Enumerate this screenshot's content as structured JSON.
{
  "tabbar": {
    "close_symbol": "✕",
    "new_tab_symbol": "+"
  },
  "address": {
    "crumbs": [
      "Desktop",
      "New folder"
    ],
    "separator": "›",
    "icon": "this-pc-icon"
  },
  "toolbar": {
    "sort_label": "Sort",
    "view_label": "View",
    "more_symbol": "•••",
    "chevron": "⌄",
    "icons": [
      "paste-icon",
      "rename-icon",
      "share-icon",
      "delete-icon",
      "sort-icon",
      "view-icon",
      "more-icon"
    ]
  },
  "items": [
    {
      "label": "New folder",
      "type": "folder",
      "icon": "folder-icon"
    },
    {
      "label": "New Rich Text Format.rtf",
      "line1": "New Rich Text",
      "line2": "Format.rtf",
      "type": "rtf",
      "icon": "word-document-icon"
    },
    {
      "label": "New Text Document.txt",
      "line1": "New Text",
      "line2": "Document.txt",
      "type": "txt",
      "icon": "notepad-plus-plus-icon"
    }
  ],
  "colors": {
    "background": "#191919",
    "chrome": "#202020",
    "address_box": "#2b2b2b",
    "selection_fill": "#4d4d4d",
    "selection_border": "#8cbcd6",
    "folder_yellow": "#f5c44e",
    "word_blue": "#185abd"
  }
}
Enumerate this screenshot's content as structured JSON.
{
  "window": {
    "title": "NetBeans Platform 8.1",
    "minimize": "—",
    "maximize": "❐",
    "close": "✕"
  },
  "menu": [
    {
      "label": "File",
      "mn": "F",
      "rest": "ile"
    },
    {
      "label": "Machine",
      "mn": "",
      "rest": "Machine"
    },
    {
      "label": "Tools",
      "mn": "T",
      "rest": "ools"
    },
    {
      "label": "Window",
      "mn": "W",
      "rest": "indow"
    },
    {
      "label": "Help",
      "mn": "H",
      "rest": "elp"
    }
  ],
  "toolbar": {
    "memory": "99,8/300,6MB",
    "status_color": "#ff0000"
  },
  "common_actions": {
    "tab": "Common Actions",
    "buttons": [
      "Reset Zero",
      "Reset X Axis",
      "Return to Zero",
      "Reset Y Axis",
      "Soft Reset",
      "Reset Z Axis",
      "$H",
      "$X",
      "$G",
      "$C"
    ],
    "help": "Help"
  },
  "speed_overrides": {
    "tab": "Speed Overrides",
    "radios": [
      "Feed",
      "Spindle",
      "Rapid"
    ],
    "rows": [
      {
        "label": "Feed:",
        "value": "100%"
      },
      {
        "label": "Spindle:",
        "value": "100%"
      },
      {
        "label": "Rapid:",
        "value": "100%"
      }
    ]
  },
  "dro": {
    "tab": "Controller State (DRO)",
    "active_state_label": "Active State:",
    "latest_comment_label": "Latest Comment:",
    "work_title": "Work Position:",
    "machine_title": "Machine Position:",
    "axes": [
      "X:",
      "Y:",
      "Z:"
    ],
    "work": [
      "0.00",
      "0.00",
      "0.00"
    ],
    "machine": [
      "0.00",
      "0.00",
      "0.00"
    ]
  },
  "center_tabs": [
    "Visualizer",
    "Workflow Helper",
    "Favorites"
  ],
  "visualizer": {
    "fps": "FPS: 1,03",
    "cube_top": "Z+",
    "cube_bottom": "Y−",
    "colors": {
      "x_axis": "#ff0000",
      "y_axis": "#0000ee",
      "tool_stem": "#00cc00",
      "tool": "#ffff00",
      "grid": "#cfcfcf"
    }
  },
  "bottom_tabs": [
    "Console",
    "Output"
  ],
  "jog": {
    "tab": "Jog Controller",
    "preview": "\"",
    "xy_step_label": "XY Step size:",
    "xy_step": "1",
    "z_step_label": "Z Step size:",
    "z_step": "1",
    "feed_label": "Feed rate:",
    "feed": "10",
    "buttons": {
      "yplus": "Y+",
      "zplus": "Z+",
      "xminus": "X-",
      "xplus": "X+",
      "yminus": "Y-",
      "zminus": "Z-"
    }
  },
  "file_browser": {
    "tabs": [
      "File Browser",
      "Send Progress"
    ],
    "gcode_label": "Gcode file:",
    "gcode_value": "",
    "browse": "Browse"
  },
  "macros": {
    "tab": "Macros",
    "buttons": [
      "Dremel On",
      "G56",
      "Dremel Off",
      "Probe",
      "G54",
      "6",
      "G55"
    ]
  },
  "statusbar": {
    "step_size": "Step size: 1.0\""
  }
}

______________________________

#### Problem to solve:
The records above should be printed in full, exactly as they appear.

#### Finished task:
Enumerate this screenshot's content as structured JSON.
{
  "tabbar": {
    "close_symbol": "✕",
    "new_tab_symbol": "+"
  },
  "address": {
    "crumbs": [
      "Desktop",
      "New folder"
    ],
    "separator": "›",
    "icon": "this-pc-icon"
  },
  "toolbar": {
    "sort_label": "Sort",
    "view_label": "View",
    "more_symbol": "•••",
    "chevron": "⌄",
    "icons": [
      "paste-icon",
      "rename-icon",
      "share-icon",
      "delete-icon",
      "sort-icon",
      "view-icon",
      "more-icon"
    ]
  },
  "items": [
    {
      "label": "New folder",
      "type": "folder",
      "icon": "folder-icon"
    },
    {
      "label": "New Rich Text Format.rtf",
      "line1": "New Rich Text",
      "line2": "Format.rtf",
      "type": "rtf",
      "icon": "word-document-icon"
    },
    {
      "label": "New Text Document.txt",
      "line1": "New Text",
      "line2": "Document.txt",
      "type": "txt",
      "icon": "notepad-plus-plus-icon"
    }
  ],
  "colors": {
    "background": "#191919",
    "chrome": "#202020",
    "address_box": "#2b2b2b",
    "selection_fill": "#4d4d4d",
    "selection_border": "#8cbcd6",
    "folder_yellow": "#f5c44e",
    "word_blue": "#185abd"
  }
}
Enumerate this screenshot's content as structured JSON.
{
  "window": {
    "title": "NetBeans Platform 8.1",
    "minimize": "—",
    "maximize": "❐",
    "close": "✕"
  },
  "menu": [
    {
      "label": "File",
      "mn": "F",
      "rest": "ile"
    },
    {
      "label": "Machine",
      "mn": "",
      "rest": "Machine"
    },
    {
      "label": "Tools",
      "mn": "T",
      "rest": "ools"
    },
    {
      "label": "Window",
      "mn": "W",
      "rest": "indow"
    },
    {
      "label": "Help",
      "mn": "H",
      "rest": "elp"
    }
  ],
  "toolbar": {
    "memory": "99,8/300,6MB",
    "status_color": "#ff0000"
  },
  "common_actions": {
    "tab": "Common Actions",
    "buttons": [
      "Reset Zero",
      "Reset X Axis",
      "Return to Zero",
      "Reset Y Axis",
      "Soft Reset",
      "Reset Z Axis",
      "$H",
      "$X",
      "$G",
      "$C"
    ],
    "help": "Help"
  },
  "speed_overrides": {
    "tab": "Speed Overrides",
    "radios": [
      "Feed",
      "Spindle",
      "Rapid"
    ],
    "rows": [
      {
        "label": "Feed:",
        "value": "100%"
      },
      {
        "label": "Spindle:",
        "value": "100%"
      },
      {
        "label": "Rapid:",
        "value": "100%"
      }
    ]
  },
  "dro": {
    "tab": "Controller State (DRO)",
    "active_state_label": "Active State:",
    "latest_comment_label": "Latest Comment:",
    "work_title": "Work Position:",
    "machine_title": "Machine Position:",
    "axes": [
      "X:",
      "Y:",
      "Z:"
    ],
    "work": [
      "0.00",
      "0.00",
      "0.00"
    ],
    "machine": [
      "0.00",
      "0.00",
      "0.00"
    ]
  },
  "center_tabs": [
    "Visualizer",
    "Workflow Helper",
    "Favorites"
  ],
  "visualizer": {
    "fps": "FPS: 1,03",
    "cube_top": "Z+",
    "cube_bottom": "Y−",
    "colors": {
      "x_axis": "#ff0000",
      "y_axis": "#0000ee",
      "tool_stem": "#00cc00",
      "tool": "#ffff00",
      "grid": "#cfcfcf"
    }
  },
  "bottom_tabs": [
    "Console",
    "Output"
  ],
  "jog": {
    "tab": "Jog Controller",
    "preview": "\"",
    "xy_step_label": "XY Step size:",
    "xy_step": "1",
    "z_step_label": "Z Step size:",
    "z_step": "1",
    "feed_label": "Feed rate:",
    "feed": "10",
    "buttons": {
      "yplus": "Y+",
      "zplus": "Z+",
      "xminus": "X-",
      "xplus": "X+",
      "yminus": "Y-",
      "zminus": "Z-"
    }
  },
  "file_browser": {
    "tabs": [
      "File Browser",
      "Send Progress"
    ],
    "gcode_label": "Gcode file:",
    "gcode_value": "",
    "browse": "Browse"
  },
  "macros": {
    "tab": "Macros",
    "buttons": [
      "Dremel On",
      "G56",
      "Dremel Off",
      "Probe",
      "G54",
      "6",
      "G55"
    ]
  },
  "statusbar": {
    "step_size": "Step size: 1.0\""
  }
}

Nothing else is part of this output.